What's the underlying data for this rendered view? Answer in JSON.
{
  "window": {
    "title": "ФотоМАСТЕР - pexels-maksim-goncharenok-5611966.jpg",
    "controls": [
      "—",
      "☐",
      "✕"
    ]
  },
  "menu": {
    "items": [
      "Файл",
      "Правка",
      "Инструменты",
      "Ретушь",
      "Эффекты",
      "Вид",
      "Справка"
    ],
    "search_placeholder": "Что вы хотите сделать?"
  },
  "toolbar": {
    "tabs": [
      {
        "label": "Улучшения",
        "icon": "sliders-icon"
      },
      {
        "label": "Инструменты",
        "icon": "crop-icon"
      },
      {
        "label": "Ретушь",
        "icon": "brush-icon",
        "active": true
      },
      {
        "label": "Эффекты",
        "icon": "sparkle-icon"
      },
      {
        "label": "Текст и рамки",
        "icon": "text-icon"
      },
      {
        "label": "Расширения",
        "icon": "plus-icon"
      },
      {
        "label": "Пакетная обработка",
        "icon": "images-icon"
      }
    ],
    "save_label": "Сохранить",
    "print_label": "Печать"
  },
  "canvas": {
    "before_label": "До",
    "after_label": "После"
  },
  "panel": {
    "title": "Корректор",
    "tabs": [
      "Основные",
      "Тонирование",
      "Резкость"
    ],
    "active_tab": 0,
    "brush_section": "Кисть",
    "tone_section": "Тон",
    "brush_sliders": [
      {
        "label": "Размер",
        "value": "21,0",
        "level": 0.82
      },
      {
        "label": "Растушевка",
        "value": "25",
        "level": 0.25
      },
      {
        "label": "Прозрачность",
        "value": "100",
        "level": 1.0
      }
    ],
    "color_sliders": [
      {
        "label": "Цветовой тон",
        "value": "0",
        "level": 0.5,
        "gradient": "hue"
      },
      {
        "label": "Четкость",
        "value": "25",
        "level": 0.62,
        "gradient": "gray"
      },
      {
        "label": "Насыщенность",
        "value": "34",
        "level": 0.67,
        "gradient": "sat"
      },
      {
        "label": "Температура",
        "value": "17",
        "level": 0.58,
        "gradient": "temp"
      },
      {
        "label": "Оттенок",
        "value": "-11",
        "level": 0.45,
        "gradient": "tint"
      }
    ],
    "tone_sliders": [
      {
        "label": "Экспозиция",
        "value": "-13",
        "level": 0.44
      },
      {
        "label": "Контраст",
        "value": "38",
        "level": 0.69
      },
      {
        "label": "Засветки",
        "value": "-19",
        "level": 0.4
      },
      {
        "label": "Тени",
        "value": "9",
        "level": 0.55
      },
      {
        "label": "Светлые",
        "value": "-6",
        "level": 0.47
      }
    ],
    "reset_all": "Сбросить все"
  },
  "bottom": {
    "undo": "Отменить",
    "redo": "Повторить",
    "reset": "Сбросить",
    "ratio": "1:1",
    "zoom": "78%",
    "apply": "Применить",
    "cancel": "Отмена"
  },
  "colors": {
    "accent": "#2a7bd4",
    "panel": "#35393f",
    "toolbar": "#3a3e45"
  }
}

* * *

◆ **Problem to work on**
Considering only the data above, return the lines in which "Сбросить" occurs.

◆ **Task solution**
    "reset_all": "Сбросить все"
    "reset": "Сбросить",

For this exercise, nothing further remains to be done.